(Data excerpts):

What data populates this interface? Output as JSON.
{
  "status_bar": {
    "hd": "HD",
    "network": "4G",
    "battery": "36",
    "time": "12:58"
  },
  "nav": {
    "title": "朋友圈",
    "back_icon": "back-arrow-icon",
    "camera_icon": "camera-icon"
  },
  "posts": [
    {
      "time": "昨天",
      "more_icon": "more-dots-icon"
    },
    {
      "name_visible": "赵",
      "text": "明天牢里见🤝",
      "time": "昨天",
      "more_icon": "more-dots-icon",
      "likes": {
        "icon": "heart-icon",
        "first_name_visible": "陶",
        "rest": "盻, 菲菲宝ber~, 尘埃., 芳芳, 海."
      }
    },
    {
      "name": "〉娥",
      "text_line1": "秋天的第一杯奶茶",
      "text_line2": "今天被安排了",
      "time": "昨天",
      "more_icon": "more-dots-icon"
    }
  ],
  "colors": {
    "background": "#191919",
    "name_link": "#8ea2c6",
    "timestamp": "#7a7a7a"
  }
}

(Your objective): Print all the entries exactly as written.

(Reply to the exercise):
What data populates this interface? Output as JSON.
{
  "status_bar": {
    "hd": "HD",
    "network": "4G",
    "battery": "36",
    "time": "12:58"
  },
  "nav": {
    "title": "朋友圈",
    "back_icon": "back-arrow-icon",
    "camera_icon": "camera-icon"
  },
  "posts": [
    {
      "time": "昨天",
      "more_icon": "more-dots-icon"
    },
    {
      "name_visible": "赵",
      "text": "明天牢里见🤝",
      "time": "昨天",
      "more_icon": "more-dots-icon",
      "likes": {
        "icon": "heart-icon",
        "first_name_visible": "陶",
        "rest": "盻, 菲菲宝ber~, 尘埃., 芳芳, 海."
      }
    },
    {
      "name": "〉娥",
      "text_line1": "秋天的第一杯奶茶",
      "text_line2": "今天被安排了",
      "time": "昨天",
      "more_icon": "more-dots-icon"
    }
  ],
  "colors": {
    "background": "#191919",
    "name_link": "#8ea2c6",
    "timestamp": "#7a7a7a"
  }
}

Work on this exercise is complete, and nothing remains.